The successful student will add the representation of wind-driven dust to the 9km NWP model. The student will assess the improvements in forecast dust as a result of higher model resolution. This will be achieved by selecting dust storm case studies, such as events which had large humanitarian impacts or high dust concentrations. The student will run the dust scheme within both high and low resolution versions of the model, and then compare meteorology and dust forecasts against observational data, such as previously gathered aircraft in-situ measurements, satellite observations and ground-based measurements in order to assess the extent of any improvements. This will pave the way for a transition towards higher resolution forecasting of atmospheric composition and demonstrate key benefits.
The student will address the following research questions:
· By which processes, and to what extent, does increased model resolution improve the representation of extreme dust events?

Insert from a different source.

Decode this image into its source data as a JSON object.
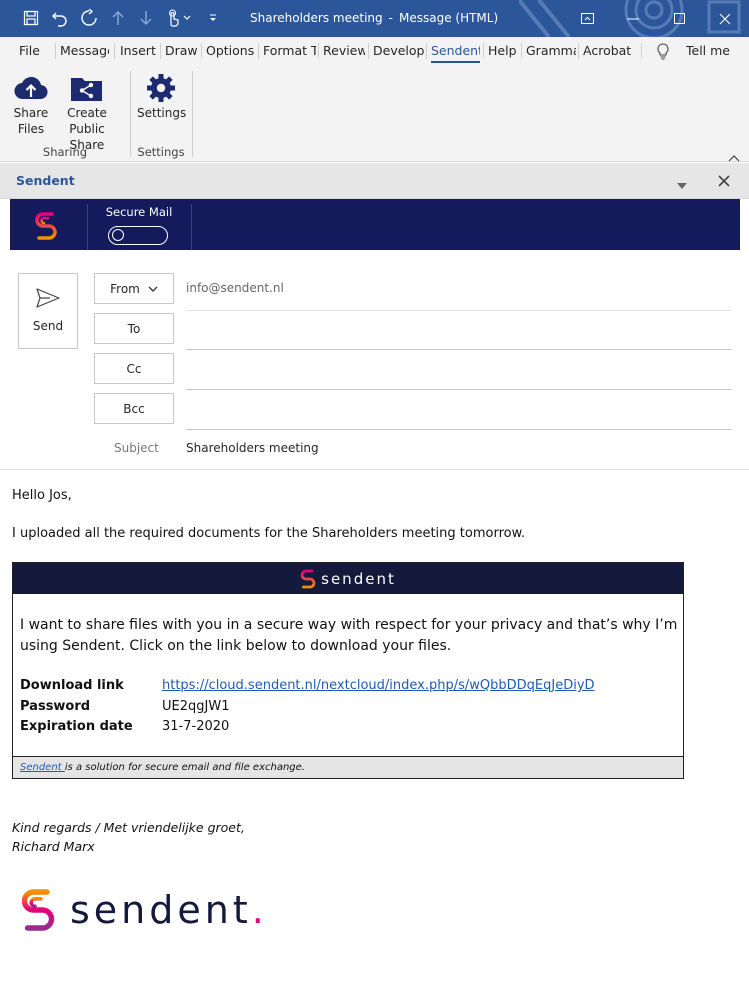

· How is this related to improved representation of surface wind gusts, convective outflows, low level jets, diurnal cycles and surface source representation?
· How and why do factors such as column dust load, surface concentration, spatial structure, vertical distribution, size distribution and radiative effect of dust differ?
· Are health and socioeconomic impacts of dust storms better forecast, such as exceedance of air quality thresholds?
Dr Claire Ryder’s expertise spans many aspects of mineral dust, from observations of dust (both aircraft and satellite) to the representation of dust in models, and she will provide training and supervision in these aspects throughout the PhD. Professor Helen Dacre complements this with an expertise in the transport and dispersion of gases and aerosols.
The project is co-sponsored via an internship placement at the ECMWF. The student will be based at ECMWF during model-intensive phases of the PhD, such as when the student is porting the dust scheme across model configurations. This is an excellent opportunity to be immersed into the ECMWF working environment. Support and co-supervision will be provided by Dr Angela Benedetti during this time, as well as additional training and support from Dr Zak Kipling and Dr Samuel Rémy (ECMWF/Hygeos), all of whom have expertise in modelling aerosol processes within CAMS and the Integrated Forecast System.
The studentship also benefits from CASE sponsorship from the Red Cross Climate Centre (RCCC), with co-supervisor Dr Kiswendsida based in Ouagadougou, Burkina Faso. During the CASE placement (towards the end of the PhD), the student will work closely with Dr Kiswendsida. Collaborating with climate experts from the RCCC, the student will work on the predictability of major dust events which had considerable humanitarian impacts. There will be opportunities for the student to collaborate with the Red Cross Climate Centre on how the understanding and improved predictability of dust in West Africa could be translated into early actions. The Red Cross Climate Centre is a virtual centre, but the student would have the opportunity to visit Dr Kiswendsida in Burkina Faso.
· Applicants should hold or expect to gain a minimum of a 2:1 Bachelor Degree, Masters Degree with Merit, or equivalent, in physics, mathematics or a closely related environmental or physical science.
· The student should have an interest in atmospheric composition, and its impact on weather and climate, and/or an interest in African meteorology.
· Experience and an interest in programming and/or model development is essential for this PhD. Strong motivation to develop skills in this area is also important.
We will also consider candidates with different academic paths but with experience acquired from a research position, or equivalent, that is relevant to the topic of the PhD project
To apply, please follow the instructions at https://research.reading.ac.uk/scenario/apply/